With rising costs of conventional medicine, consumers are increasingly receptive to trying alternative healing methods—many of which are finally getting well-deserved recognition for their scientific validity.
Even with this tremendous opportunity in the vast healthcare industry, many practitioners make the mistake of offering services that are broad, generalized, and non-specific… which leads to a practice that is forgettable, even in a booming market.
In this post, I’ll explain why choosing a niche can help your practice stand out and succeed.
This is the 4th of a five-part Facebook Live series on topics related to business development and strategic planning.

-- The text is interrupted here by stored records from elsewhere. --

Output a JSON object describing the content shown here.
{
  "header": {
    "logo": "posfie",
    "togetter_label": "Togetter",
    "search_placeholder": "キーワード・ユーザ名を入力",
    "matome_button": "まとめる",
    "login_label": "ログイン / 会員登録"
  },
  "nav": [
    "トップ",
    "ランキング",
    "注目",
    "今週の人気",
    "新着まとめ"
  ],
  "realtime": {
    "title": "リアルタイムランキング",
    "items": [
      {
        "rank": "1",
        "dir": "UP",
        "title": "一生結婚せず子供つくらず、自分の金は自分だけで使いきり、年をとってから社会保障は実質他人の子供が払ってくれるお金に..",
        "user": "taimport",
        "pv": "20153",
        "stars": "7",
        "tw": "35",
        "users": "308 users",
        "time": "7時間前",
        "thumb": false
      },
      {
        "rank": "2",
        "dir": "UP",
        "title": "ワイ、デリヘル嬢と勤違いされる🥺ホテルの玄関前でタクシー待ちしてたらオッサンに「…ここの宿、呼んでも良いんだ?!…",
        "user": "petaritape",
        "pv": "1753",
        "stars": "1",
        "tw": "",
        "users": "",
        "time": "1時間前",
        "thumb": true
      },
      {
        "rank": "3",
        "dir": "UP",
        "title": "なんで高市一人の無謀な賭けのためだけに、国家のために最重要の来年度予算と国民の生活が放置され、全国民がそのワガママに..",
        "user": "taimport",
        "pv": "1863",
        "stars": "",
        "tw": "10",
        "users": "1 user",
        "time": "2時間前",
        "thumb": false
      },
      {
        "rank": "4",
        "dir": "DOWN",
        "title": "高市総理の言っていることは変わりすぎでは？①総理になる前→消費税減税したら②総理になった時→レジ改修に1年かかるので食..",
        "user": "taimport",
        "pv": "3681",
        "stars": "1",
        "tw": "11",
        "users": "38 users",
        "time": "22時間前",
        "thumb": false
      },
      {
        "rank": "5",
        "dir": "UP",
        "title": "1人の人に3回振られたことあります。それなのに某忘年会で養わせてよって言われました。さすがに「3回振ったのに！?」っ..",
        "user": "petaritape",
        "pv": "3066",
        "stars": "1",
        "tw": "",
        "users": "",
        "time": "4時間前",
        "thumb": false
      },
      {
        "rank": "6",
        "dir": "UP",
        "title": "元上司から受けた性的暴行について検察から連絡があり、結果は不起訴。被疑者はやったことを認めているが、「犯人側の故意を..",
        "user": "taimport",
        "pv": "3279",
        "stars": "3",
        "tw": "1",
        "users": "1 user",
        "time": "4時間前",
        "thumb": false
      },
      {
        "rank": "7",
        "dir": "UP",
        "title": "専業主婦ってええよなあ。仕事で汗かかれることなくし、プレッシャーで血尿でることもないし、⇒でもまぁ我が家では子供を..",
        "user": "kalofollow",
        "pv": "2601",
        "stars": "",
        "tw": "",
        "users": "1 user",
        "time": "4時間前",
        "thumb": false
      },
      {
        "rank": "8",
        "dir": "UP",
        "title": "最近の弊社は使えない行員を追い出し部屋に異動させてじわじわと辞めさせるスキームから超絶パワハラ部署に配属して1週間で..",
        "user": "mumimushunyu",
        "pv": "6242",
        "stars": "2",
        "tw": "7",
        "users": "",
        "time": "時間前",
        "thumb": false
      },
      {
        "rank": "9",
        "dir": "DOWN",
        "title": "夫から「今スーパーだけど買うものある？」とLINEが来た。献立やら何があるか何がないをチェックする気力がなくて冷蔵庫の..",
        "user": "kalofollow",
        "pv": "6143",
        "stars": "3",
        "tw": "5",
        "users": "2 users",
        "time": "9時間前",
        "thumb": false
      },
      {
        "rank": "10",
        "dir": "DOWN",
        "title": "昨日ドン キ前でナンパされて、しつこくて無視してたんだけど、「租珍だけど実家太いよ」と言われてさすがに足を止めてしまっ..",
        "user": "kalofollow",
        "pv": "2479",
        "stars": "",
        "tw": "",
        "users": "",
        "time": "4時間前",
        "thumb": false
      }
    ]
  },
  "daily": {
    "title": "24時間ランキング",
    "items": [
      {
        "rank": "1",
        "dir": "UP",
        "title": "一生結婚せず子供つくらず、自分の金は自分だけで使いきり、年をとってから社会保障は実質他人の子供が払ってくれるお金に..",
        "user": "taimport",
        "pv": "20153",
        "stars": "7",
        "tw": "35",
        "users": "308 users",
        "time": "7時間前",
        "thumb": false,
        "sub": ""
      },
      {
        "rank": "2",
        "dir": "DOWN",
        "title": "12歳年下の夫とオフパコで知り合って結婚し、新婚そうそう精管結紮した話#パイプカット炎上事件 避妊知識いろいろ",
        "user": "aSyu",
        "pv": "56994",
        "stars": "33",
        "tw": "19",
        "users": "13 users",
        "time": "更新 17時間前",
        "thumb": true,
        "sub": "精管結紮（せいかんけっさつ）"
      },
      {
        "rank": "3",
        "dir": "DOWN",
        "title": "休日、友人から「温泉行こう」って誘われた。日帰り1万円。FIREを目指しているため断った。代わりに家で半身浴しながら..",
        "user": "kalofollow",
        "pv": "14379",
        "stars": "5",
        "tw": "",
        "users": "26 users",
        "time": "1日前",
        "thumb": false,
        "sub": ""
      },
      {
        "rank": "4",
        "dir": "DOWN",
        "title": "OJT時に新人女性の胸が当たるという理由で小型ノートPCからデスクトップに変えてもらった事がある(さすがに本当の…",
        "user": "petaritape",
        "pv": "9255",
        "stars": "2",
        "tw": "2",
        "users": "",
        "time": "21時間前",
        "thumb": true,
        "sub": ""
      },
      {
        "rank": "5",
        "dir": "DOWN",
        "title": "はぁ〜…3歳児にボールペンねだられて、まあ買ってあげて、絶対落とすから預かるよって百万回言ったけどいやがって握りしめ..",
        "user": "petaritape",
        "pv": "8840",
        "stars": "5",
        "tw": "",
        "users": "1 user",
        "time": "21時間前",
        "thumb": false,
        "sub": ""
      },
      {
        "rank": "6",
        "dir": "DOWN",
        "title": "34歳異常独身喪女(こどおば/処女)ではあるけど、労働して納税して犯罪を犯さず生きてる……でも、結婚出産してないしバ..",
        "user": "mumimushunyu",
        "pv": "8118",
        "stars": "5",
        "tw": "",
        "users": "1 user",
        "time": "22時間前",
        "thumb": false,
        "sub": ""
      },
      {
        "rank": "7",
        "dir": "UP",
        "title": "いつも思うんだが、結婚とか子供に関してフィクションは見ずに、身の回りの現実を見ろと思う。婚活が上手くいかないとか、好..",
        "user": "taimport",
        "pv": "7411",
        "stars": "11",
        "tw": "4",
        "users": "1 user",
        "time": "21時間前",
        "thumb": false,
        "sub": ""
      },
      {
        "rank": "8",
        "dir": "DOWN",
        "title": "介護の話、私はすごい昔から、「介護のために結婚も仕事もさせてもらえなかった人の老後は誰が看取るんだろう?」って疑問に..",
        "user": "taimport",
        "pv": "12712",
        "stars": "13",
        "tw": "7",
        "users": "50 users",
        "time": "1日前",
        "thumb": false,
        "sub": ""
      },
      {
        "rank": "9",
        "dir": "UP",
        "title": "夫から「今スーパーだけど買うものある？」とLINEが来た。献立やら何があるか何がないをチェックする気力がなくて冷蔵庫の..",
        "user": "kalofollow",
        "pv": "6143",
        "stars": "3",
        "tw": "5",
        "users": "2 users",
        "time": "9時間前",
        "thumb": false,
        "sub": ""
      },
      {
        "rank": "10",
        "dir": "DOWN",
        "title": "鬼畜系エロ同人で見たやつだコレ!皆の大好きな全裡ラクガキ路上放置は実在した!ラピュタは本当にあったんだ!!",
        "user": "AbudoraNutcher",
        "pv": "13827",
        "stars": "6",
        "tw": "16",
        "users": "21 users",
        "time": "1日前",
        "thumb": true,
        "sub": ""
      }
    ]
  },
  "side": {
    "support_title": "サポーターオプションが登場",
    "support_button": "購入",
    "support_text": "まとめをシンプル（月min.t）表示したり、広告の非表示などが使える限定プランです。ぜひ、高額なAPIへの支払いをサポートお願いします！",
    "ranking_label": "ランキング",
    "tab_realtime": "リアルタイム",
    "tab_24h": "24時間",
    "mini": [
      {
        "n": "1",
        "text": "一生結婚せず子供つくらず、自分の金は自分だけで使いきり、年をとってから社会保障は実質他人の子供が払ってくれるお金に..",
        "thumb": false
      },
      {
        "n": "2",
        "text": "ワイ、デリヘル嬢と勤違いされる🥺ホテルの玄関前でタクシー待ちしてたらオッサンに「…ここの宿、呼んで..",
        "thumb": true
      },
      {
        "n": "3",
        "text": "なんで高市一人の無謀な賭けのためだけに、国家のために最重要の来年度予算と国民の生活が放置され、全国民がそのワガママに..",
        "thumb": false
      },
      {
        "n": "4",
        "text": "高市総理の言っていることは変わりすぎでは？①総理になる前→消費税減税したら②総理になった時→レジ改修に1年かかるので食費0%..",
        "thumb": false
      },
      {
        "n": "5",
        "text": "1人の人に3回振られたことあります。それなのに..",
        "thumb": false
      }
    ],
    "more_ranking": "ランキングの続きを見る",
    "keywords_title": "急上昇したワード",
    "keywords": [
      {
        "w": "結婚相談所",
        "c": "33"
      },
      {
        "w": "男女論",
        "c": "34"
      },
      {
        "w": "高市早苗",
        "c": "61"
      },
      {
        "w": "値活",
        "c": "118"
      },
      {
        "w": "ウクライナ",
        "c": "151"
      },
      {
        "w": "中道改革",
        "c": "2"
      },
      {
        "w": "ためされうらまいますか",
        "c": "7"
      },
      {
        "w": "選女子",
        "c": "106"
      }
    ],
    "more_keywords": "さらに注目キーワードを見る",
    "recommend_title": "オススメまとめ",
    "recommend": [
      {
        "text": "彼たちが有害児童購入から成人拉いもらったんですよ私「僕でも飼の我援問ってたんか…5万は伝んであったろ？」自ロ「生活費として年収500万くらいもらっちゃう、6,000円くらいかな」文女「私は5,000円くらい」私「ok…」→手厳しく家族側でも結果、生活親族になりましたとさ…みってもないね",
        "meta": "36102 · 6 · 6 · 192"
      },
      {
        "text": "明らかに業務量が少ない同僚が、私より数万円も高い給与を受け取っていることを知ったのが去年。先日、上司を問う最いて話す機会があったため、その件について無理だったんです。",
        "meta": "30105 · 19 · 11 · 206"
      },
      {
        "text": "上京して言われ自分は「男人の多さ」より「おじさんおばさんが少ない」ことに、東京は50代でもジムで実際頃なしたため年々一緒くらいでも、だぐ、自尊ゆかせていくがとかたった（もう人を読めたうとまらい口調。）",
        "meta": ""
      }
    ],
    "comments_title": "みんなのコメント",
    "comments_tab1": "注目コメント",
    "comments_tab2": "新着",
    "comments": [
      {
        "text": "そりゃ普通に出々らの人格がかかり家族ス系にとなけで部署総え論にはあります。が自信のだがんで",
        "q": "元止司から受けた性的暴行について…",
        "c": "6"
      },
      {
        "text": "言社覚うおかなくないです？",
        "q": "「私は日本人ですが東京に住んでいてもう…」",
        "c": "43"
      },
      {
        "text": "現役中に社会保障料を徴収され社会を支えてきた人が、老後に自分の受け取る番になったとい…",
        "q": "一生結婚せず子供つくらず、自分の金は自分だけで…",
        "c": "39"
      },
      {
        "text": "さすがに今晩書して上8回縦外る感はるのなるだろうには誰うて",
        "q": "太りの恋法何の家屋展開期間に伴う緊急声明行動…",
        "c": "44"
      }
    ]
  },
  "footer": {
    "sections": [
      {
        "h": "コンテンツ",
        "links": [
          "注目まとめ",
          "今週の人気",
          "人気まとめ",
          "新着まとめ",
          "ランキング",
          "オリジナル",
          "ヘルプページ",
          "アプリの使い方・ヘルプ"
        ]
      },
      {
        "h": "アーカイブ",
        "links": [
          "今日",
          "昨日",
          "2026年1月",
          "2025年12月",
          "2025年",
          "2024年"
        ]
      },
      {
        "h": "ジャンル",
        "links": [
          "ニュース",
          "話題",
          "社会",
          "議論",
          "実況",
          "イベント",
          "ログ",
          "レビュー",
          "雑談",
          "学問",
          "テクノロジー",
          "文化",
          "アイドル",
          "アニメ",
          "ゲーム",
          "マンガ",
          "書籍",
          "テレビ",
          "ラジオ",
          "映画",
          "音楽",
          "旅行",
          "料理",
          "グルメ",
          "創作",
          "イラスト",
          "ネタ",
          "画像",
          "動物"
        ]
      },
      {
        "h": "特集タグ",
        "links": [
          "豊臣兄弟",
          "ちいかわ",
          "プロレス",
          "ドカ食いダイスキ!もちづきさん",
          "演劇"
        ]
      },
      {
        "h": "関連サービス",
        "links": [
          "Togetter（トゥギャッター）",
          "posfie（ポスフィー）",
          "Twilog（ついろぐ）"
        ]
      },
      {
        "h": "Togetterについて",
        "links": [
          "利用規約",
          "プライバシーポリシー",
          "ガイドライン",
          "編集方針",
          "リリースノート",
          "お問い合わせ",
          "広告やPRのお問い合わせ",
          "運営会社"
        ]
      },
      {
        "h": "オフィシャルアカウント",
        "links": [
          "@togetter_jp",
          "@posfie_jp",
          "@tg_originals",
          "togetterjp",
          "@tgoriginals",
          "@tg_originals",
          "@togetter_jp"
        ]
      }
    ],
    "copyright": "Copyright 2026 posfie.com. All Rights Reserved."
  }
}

Many of my clients are independent healthcare practice owners who have trouble growing their business in a healthy way. I find that practitioners often struggle to attract patients who fit their philosophy and goals. Not every customer is Ideal; some potential customers can actually take value away from your business.
The best way to attract the right customers—those who are interested in your services and eager to pay for the value you provide—is to focus on a Niche area. This is a specific set of services or products that meets the needs of your Ideal Customers and solves their unique problems.
Watch my Facebook Live video, where I discuss ways to increase the effectiveness of your business, and how to stand out in the marketplace. Or read a transcript (including bonus content!) below.
As part of my Year In Review, I kept track of how many books I was able to read. Compared to last year, I finished fewer books (21 books versus 26 last year). But although less of my time in 2018 was spent reading, I chose to delve into a few subjects that took more effort to get through.
One of my favorite TV shows is “The Profit,” a CNBC production starring multi-millionaire entrepreneur Marcus Lemonis.
In each episode, Marcus evaluates a small business and decides whether to invest in its growth. The main tool he uses to make business decisions is called the “3 P’s of Business Success”: People, Process, and Product.
I was curious about who first developed this concept. Was it Mr. Lemonis?
It turns out this concept has its origins in Lean (a systematic processing method used to eliminate waste). After doing some research, I discovered 5 additional versions that can add depth to your understanding of how to run a successful business.
In this post, you will see each of the six examples and illustrations, along with ideas on how to increase your level of business risk intelligence.